What you need to do
Could you copy the records below exactly, leaving out any pictures?

Extracted entries
------

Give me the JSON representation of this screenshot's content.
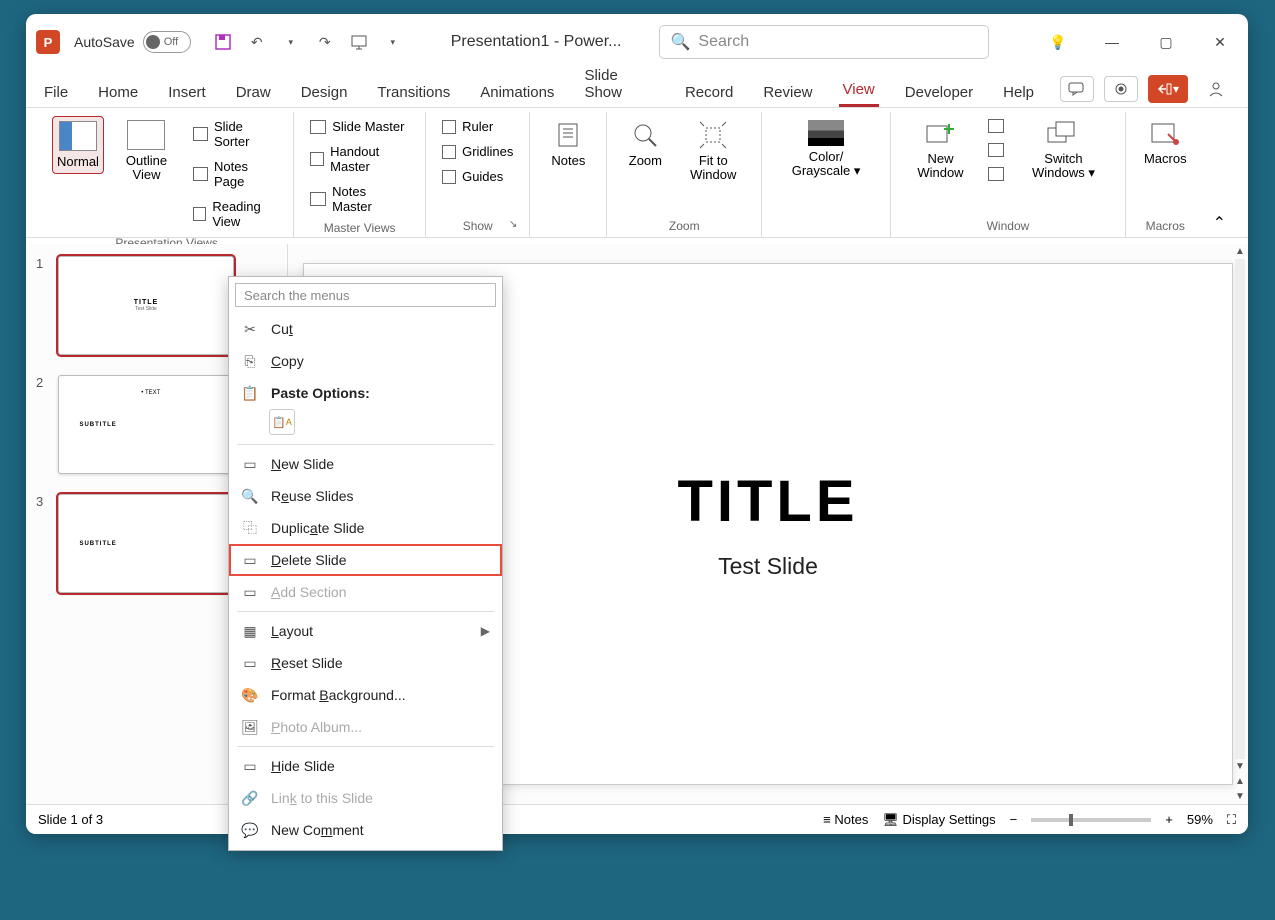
{
  "titlebar": {
    "autosave_label": "AutoSave",
    "autosave_state": "Off",
    "doc_title": "Presentation1  -  Power...",
    "search_placeholder": "Search"
  },
  "tabs": {
    "file": "File",
    "home": "Home",
    "insert": "Insert",
    "draw": "Draw",
    "design": "Design",
    "transitions": "Transitions",
    "animations": "Animations",
    "slideshow": "Slide Show",
    "record": "Record",
    "review": "Review",
    "view": "View",
    "developer": "Developer",
    "help": "Help"
  },
  "ribbon": {
    "normal": "Normal",
    "outline": "Outline View",
    "slide_sorter": "Slide Sorter",
    "notes_page": "Notes Page",
    "reading_view": "Reading View",
    "group_presentation": "Presentation Views",
    "slide_master": "Slide Master",
    "handout_master": "Handout Master",
    "notes_master": "Notes Master",
    "group_master": "Master Views",
    "ruler": "Ruler",
    "gridlines": "Gridlines",
    "guides": "Guides",
    "group_show": "Show",
    "notes": "Notes",
    "zoom": "Zoom",
    "fit": "Fit to Window",
    "group_zoom": "Zoom",
    "color": "Color/ Grayscale",
    "new_window": "New Window",
    "switch": "Switch Windows",
    "group_window": "Window",
    "macros": "Macros",
    "group_macros": "Macros"
  },
  "thumbs": {
    "n1": "1",
    "n2": "2",
    "n3": "3",
    "t1_title": "TITLE",
    "t1_sub": "Test Slide",
    "t2_left": "SUBTITLE",
    "t2_right": "• TEXT",
    "t3_left": "SUBTITLE"
  },
  "slide": {
    "title": "TITLE",
    "subtitle": "Test Slide"
  },
  "status": {
    "left": "Slide 1 of 3",
    "notes": "Notes",
    "display": "Display Settings",
    "zoom": "59%"
  },
  "ctx": {
    "search_placeholder": "Search the menus",
    "cut": "Cut",
    "copy": "Copy",
    "paste_options": "Paste Options:",
    "new_slide": "New Slide",
    "reuse": "Reuse Slides",
    "duplicate": "Duplicate Slide",
    "delete": "Delete Slide",
    "add_section": "Add Section",
    "layout": "Layout",
    "reset": "Reset Slide",
    "format_bg": "Format Background...",
    "photo": "Photo Album...",
    "hide": "Hide Slide",
    "link": "Link to this Slide",
    "new_comment": "New Comment"
  }
}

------

Output for this exercise
Give me the JSON representation of this screenshot's content.
{
  "titlebar": {
    "autosave_label": "AutoSave",
    "autosave_state": "Off",
    "doc_title": "Presentation1  -  Power...",
    "search_placeholder": "Search"
  },
  "tabs": {
    "file": "File",
    "home": "Home",
    "insert": "Insert",
    "draw": "Draw",
    "design": "Design",
    "transitions": "Transitions",
    "animations": "Animations",
    "slideshow": "Slide Show",
    "record": "Record",
    "review": "Review",
    "view": "View",
    "developer": "Developer",
    "help": "Help"
  },
  "ribbon": {
    "normal": "Normal",
    "outline": "Outline View",
    "slide_sorter": "Slide Sorter",
    "notes_page": "Notes Page",
    "reading_view": "Reading View",
    "group_presentation": "Presentation Views",
    "slide_master": "Slide Master",
    "handout_master": "Handout Master",
    "notes_master": "Notes Master",
    "group_master": "Master Views",
    "ruler": "Ruler",
    "gridlines": "Gridlines",
    "guides": "Guides",
    "group_show": "Show",
    "notes": "Notes",
    "zoom": "Zoom",
    "fit": "Fit to Window",
    "group_zoom": "Zoom",
    "color": "Color/ Grayscale",
    "new_window": "New Window",
    "switch": "Switch Windows",
    "group_window": "Window",
    "macros": "Macros",
    "group_macros": "Macros"
  },
  "thumbs": {
    "n1": "1",
    "n2": "2",
    "n3": "3",
    "t1_title": "TITLE",
    "t1_sub": "Test Slide",
    "t2_left": "SUBTITLE",
    "t2_right": "• TEXT",
    "t3_left": "SUBTITLE"
  },
  "slide": {
    "title": "TITLE",
    "subtitle": "Test Slide"
  },
  "status": {
    "left": "Slide 1 of 3",
    "notes": "Notes",
    "display": "Display Settings",
    "zoom": "59%"
  },
  "ctx": {
    "search_placeholder": "Search the menus",
    "cut": "Cut",
    "copy": "Copy",
    "paste_options": "Paste Options:",
    "new_slide": "New Slide",
    "reuse": "Reuse Slides",
    "duplicate": "Duplicate Slide",
    "delete": "Delete Slide",
    "add_section": "Add Section",
    "layout": "Layout",
    "reset": "Reset Slide",
    "format_bg": "Format Background...",
    "photo": "Photo Album...",
    "hide": "Hide Slide",
    "link": "Link to this Slide",
    "new_comment": "New Comment"
  }
}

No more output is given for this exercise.